What you are asked to do:
The entries are to be output word for word, with the pictures omitted.

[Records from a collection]
- Opening Delimiter -

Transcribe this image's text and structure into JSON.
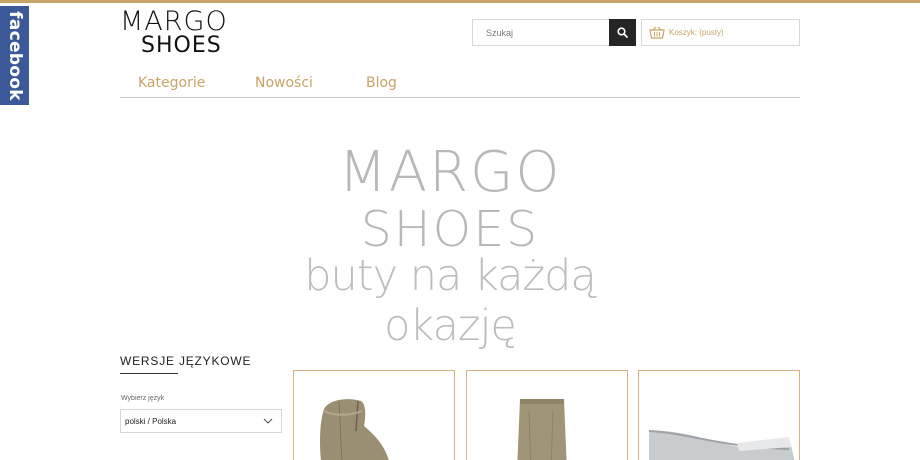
{
  "social": {
    "facebook_label": "facebook"
  },
  "logo": {
    "line1": "MARGO",
    "line2": "SHOES"
  },
  "search": {
    "placeholder": "Szukaj",
    "button_icon": "search-icon"
  },
  "cart": {
    "label": "Koszyk: (pusty)",
    "icon": "basket-icon"
  },
  "nav": {
    "items": [
      {
        "label": "Kategorie"
      },
      {
        "label": "Nowości"
      },
      {
        "label": "Blog"
      }
    ]
  },
  "banner": {
    "line1": "MARGO",
    "line2": "SHOES",
    "tagline": "buty na każdą okazję"
  },
  "language": {
    "title": "Wersje językowe",
    "select_label": "Wybierz język",
    "selected": "polski / Polska"
  },
  "products": [
    {
      "image": "suede-ankle-boot",
      "color": "#9a8f72"
    },
    {
      "image": "tall-boot",
      "color": "#a09577"
    },
    {
      "image": "silver-loafer",
      "color": "#c9ccce"
    }
  ],
  "colors": {
    "accent": "#c8a468",
    "facebook": "#3b5998",
    "dark": "#252525"
  }
}
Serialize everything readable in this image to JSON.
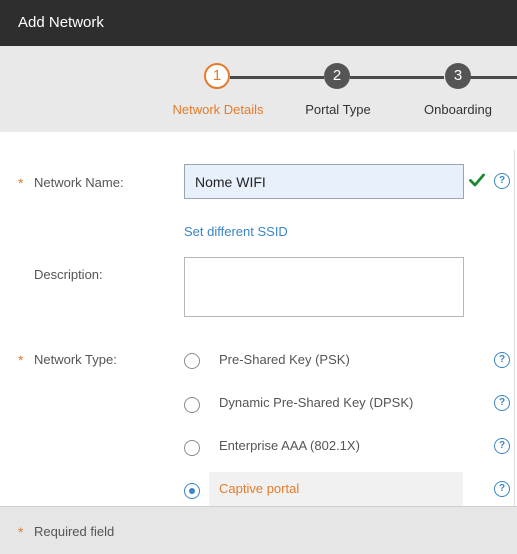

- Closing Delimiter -

Your solution:
Transcribe this image's text and structure into JSON.
{
  "social": {
    "facebook_label": "facebook"
  },
  "logo": {
    "line1": "MARGO",
    "line2": "SHOES"
  },
  "search": {
    "placeholder": "Szukaj",
    "button_icon": "search-icon"
  },
  "cart": {
    "label": "Koszyk: (pusty)",
    "icon": "basket-icon"
  },
  "nav": {
    "items": [
      {
        "label": "Kategorie"
      },
      {
        "label": "Nowości"
      },
      {
        "label": "Blog"
      }
    ]
  },
  "banner": {
    "line1": "MARGO",
    "line2": "SHOES",
    "tagline": "buty na każdą okazję"
  },
  "language": {
    "title": "Wersje językowe",
    "select_label": "Wybierz język",
    "selected": "polski / Polska"
  },
  "products": [
    {
      "image": "suede-ankle-boot",
      "color": "#9a8f72"
    },
    {
      "image": "tall-boot",
      "color": "#a09577"
    },
    {
      "image": "silver-loafer",
      "color": "#c9ccce"
    }
  ],
  "colors": {
    "accent": "#c8a468",
    "facebook": "#3b5998",
    "dark": "#252525"
  }
}
Serialize everything readable in this image to JSON.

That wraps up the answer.